We recently drove through a new neighborhood where the spec homes were equipped with pre-installed security system. As I drove through the neighborhood I noticed that 20% of the occupied homes had security signs from some no name security company that obviously landed a huge contract pre-installing these systems. As a security expert you would assume this would make me happy but I was angry. I felt like this was unscrupulous of the builder and that he chose to partner with a company that simply wasn’t worthy. Inside each home was a control panel located right inside an entry door. Most burglars choose to break-in through the front door but 22% of burglars enter through the backdoor and 9% through the garage. This makes any entryway a bad place to install a control panel. If a burglar chooses to come in through one of the doors, he would see the low quality control panel, rip it off the wall, and disable the system. That’s it.
What is a Control panel?

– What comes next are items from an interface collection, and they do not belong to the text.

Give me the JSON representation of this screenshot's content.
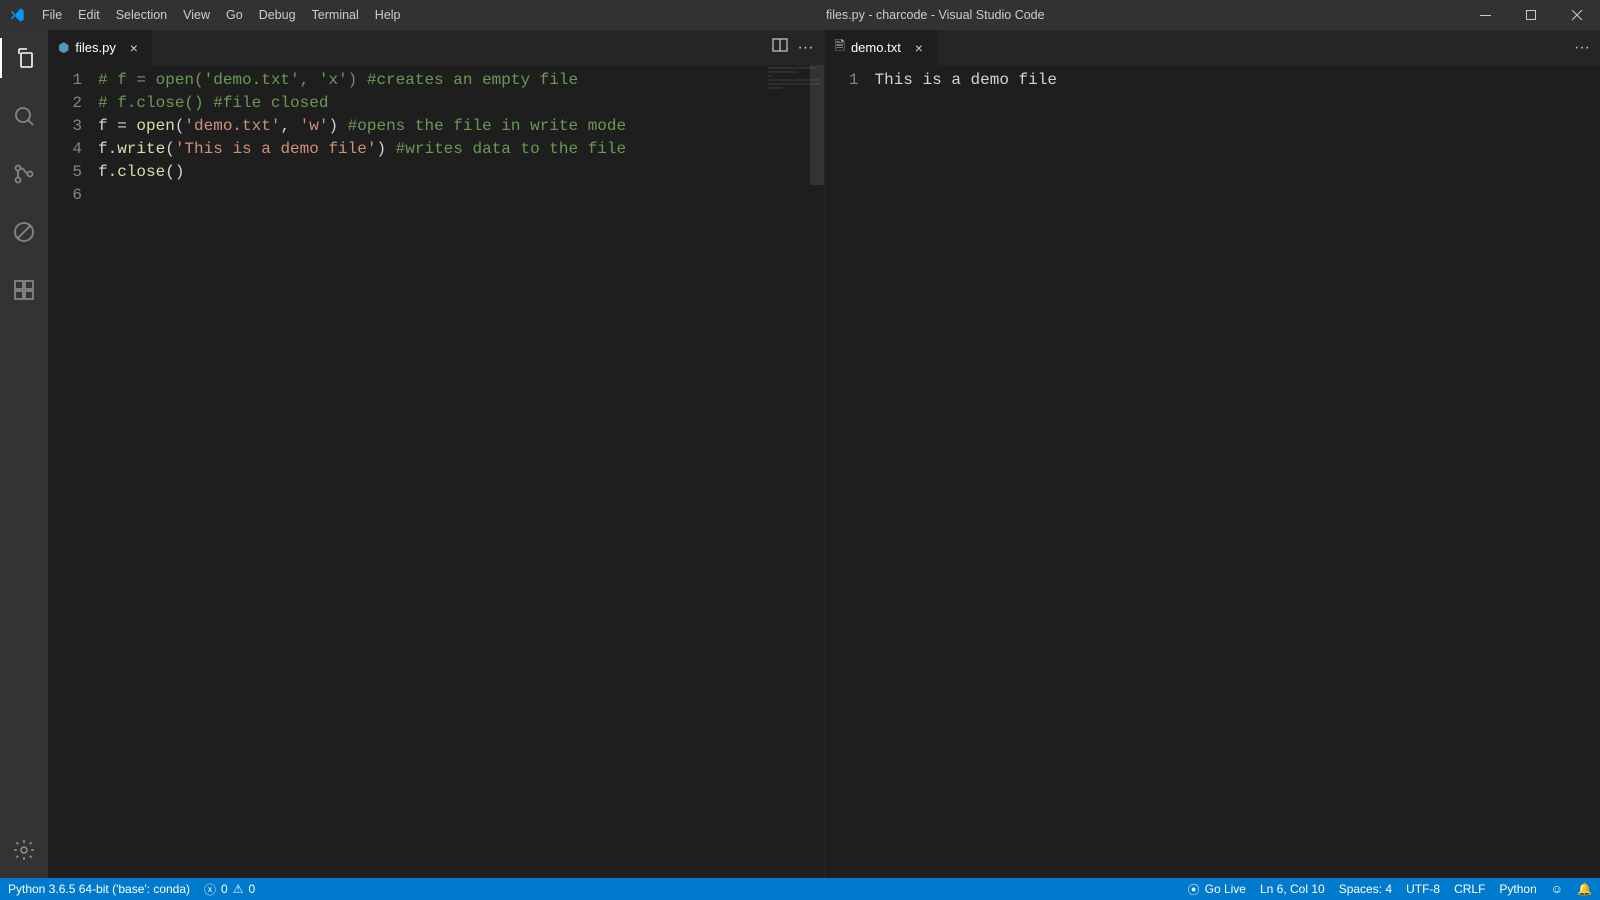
{
  "window": {
    "title": "files.py - charcode - Visual Studio Code"
  },
  "menu": [
    "File",
    "Edit",
    "Selection",
    "View",
    "Go",
    "Debug",
    "Terminal",
    "Help"
  ],
  "activity": {
    "items": [
      {
        "name": "explorer",
        "active": true
      },
      {
        "name": "search",
        "active": false
      },
      {
        "name": "scm",
        "active": false
      },
      {
        "name": "debug-disabled",
        "active": false
      },
      {
        "name": "extensions",
        "active": false
      }
    ],
    "bottom": {
      "name": "settings"
    }
  },
  "editors": {
    "left": {
      "tab": {
        "filename": "files.py",
        "close": "×",
        "modified": false,
        "lang": "python"
      },
      "lines": [
        {
          "n": 1,
          "segments": [
            {
              "cls": "tok-comment",
              "t": "# f = open('demo.txt', 'x') #creates an empty file"
            }
          ]
        },
        {
          "n": 2,
          "segments": [
            {
              "cls": "tok-comment",
              "t": "# f.close() #file closed"
            }
          ]
        },
        {
          "n": 3,
          "segments": [
            {
              "cls": "",
              "t": ""
            }
          ]
        },
        {
          "n": 4,
          "segments": [
            {
              "cls": "tok-var",
              "t": "f = "
            },
            {
              "cls": "tok-builtin",
              "t": "open"
            },
            {
              "cls": "tok-var",
              "t": "("
            },
            {
              "cls": "tok-str",
              "t": "'demo.txt'"
            },
            {
              "cls": "tok-var",
              "t": ", "
            },
            {
              "cls": "tok-str",
              "t": "'w'"
            },
            {
              "cls": "tok-var",
              "t": ") "
            },
            {
              "cls": "tok-comment",
              "t": "#opens the file in write mode"
            }
          ]
        },
        {
          "n": 5,
          "segments": [
            {
              "cls": "tok-var",
              "t": "f."
            },
            {
              "cls": "tok-func",
              "t": "write"
            },
            {
              "cls": "tok-var",
              "t": "("
            },
            {
              "cls": "tok-str",
              "t": "'This is a demo file'"
            },
            {
              "cls": "tok-var",
              "t": ") "
            },
            {
              "cls": "tok-comment",
              "t": "#writes data to the file"
            }
          ]
        },
        {
          "n": 6,
          "segments": [
            {
              "cls": "tok-var",
              "t": "f."
            },
            {
              "cls": "tok-func",
              "t": "close"
            },
            {
              "cls": "tok-var",
              "t": "()"
            }
          ]
        }
      ]
    },
    "right": {
      "tab": {
        "filename": "demo.txt",
        "close": "×",
        "lang": "text"
      },
      "lines": [
        {
          "n": 1,
          "segments": [
            {
              "cls": "",
              "t": "This is a demo file"
            }
          ]
        }
      ]
    }
  },
  "status": {
    "python": "Python 3.6.5 64-bit ('base': conda)",
    "errors": "0",
    "warnings": "0",
    "golive": "Go Live",
    "cursor": "Ln 6, Col 10",
    "spaces": "Spaces: 4",
    "encoding": "UTF-8",
    "eol": "CRLF",
    "language": "Python"
  },
  "icons": {
    "splitHoriz": "▯▯",
    "more": "···"
  }
}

A control panel is the brains of a home security system. It has some sort of build-in communication mechanism that allows it to talk to the other security devices in your home and to your monitoring company. A control panel often has a keypad that can be used to enter your personal code to both arm and disarm the system. Advanced control panels can even tell you the alarm status, event history, and more. It is an important piece of a home security system and rather critical in the event that you need help. If a burglar locates your control panel and destroys it, it is no longer capable of calling for help. For this reason, a control panel should never be located near an entryway.

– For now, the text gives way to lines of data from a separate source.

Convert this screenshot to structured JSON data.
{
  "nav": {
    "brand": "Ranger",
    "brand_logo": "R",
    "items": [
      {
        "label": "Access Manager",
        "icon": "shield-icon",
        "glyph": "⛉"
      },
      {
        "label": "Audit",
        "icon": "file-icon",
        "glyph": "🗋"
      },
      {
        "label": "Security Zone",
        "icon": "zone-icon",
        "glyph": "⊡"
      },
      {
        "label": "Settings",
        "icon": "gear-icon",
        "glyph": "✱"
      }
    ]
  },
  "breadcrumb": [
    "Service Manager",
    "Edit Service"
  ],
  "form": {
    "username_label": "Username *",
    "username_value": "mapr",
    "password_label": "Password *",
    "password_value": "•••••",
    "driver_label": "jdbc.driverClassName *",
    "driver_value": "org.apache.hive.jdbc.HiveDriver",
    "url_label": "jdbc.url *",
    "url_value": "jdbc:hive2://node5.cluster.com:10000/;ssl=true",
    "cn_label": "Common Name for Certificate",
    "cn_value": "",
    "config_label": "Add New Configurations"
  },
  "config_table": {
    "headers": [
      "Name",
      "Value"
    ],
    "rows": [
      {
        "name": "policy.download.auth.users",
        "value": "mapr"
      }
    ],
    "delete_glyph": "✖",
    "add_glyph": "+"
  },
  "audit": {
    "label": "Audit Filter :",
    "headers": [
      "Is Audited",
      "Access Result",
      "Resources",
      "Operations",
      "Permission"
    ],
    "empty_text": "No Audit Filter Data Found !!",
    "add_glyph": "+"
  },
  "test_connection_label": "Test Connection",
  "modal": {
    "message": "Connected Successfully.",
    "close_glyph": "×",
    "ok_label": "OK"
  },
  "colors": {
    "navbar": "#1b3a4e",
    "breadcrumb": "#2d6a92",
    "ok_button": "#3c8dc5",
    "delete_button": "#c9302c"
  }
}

Where Should You Place a Control panel?
So where should you place a control panel? You should actually place a control panel in the CENTER of your home and not at an entrance. If you prefer, you can put the primary control panel in the center of your home and a secondary keypad by the front or back door. The secondary keypad can be used to arm and disarm your system but if it is destroyed you still have an active control panel. Most modern alarm systems also have an option to arm or disarm the system using a cell phone or even a key fob in which case the location of the control panel becomes less relevant. You still want the control panel to be somewhere that is reachable but you do want it to be hidden. Several home alarm companies have started installing control panels in utility closets or back closets. Many of our readers prefer to have the primary controller in the master bedroom and I agree that this is ideal. Think about it … if you are the victim of a burglary the master bedroom is likely going to be a target but it is less likely that the burglar will get there in time to destroy the system. The control panel is your lifeline to help and having access to help in the master bedroom would be critical in many situations including home invasions, fires, and medical emergencies.

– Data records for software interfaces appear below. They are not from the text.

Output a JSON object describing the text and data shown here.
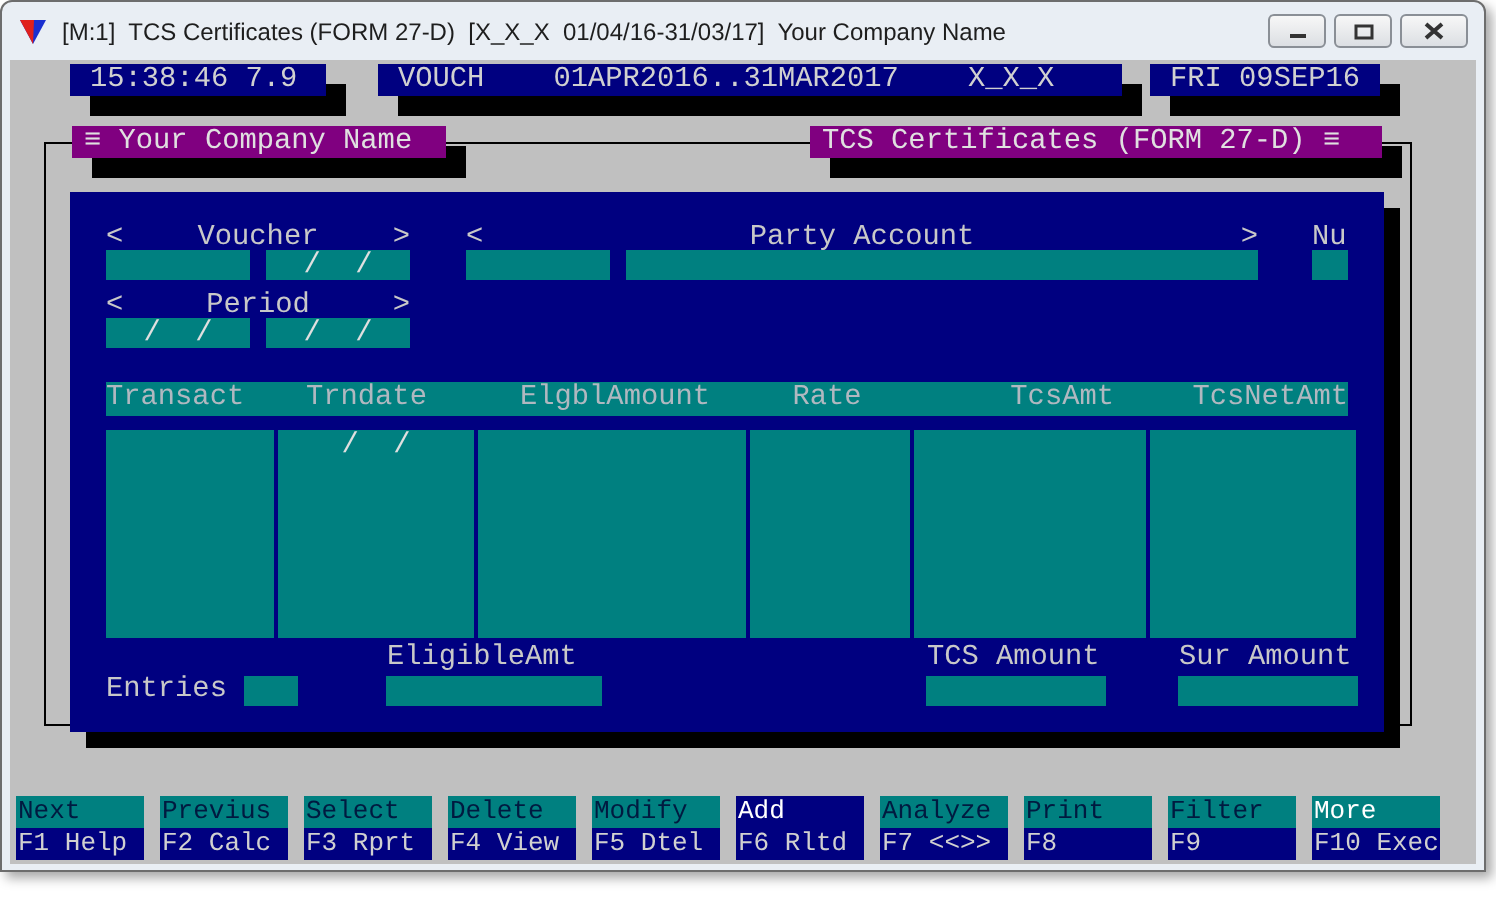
{
  "window": {
    "title": "[M:1]  TCS Certificates (FORM 27-D)  [X_X_X  01/04/16-31/03/17]  Your Company Name"
  },
  "status_bar": [
    "15:38:46 7.9",
    "VOUCH    01APR2016..31MAR2017    X_X_X",
    "FRI 09SEP16"
  ],
  "panel_tabs": [
    "≡ Your Company Name",
    "TCS Certificates (FORM 27-D) ≡"
  ],
  "filters": [
    {
      "label": "Voucher",
      "left": "<",
      "right": ">",
      "fields": [
        {
          "kind": "blank"
        },
        {
          "kind": "date",
          "value": "/  /"
        }
      ]
    },
    {
      "label": "Party Account",
      "left": "<",
      "right": ">",
      "fields": [
        {
          "kind": "blank"
        },
        {
          "kind": "blank"
        }
      ]
    },
    {
      "label": "Nu",
      "fields": [
        {
          "kind": "blank"
        }
      ]
    },
    {
      "label": "Period",
      "left": "<",
      "right": ">",
      "fields": [
        {
          "kind": "date",
          "value": "/  /"
        },
        {
          "kind": "date",
          "value": "/  /"
        }
      ]
    }
  ],
  "table": {
    "columns": [
      "Transact",
      "Trndate",
      "ElgblAmount",
      "Rate",
      "TcsAmt",
      "TcsNetAmt"
    ],
    "rows": [
      {
        "trndate": "/  /"
      }
    ]
  },
  "totals": [
    {
      "label": "Entries"
    },
    {
      "label": "EligibleAmt"
    },
    {
      "label": "TCS Amount"
    },
    {
      "label": "Sur Amount"
    }
  ],
  "keys": [
    {
      "label": "Next",
      "fkey": "F1 Help",
      "selected": false,
      "kind": "action"
    },
    {
      "label": "Previus",
      "fkey": "F2 Calc",
      "selected": false,
      "kind": "action"
    },
    {
      "label": "Select",
      "fkey": "F3 Rprt",
      "selected": false,
      "kind": "action"
    },
    {
      "label": "Delete",
      "fkey": "F4 View",
      "selected": false,
      "kind": "action"
    },
    {
      "label": "Modify",
      "fkey": "F5 Dtel",
      "selected": false,
      "kind": "action"
    },
    {
      "label": "Add",
      "fkey": "F6 Rltd",
      "selected": true,
      "kind": "action"
    },
    {
      "label": "Analyze",
      "fkey": "F7 <<>>",
      "selected": false,
      "kind": "action"
    },
    {
      "label": "Print",
      "fkey": "F8",
      "selected": false,
      "kind": "action"
    },
    {
      "label": "Filter",
      "fkey": "F9",
      "selected": false,
      "kind": "action"
    },
    {
      "label": "More",
      "fkey": "F10 Exec",
      "selected": false,
      "kind": "more"
    }
  ]
}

Choosing a home security system is a big decision so make sure that your system is working for you in the best possible way. Protecting your control panel is one major step toward total home security.
Carlos Benjamin is a contributing author for HomeAlarmReport.com.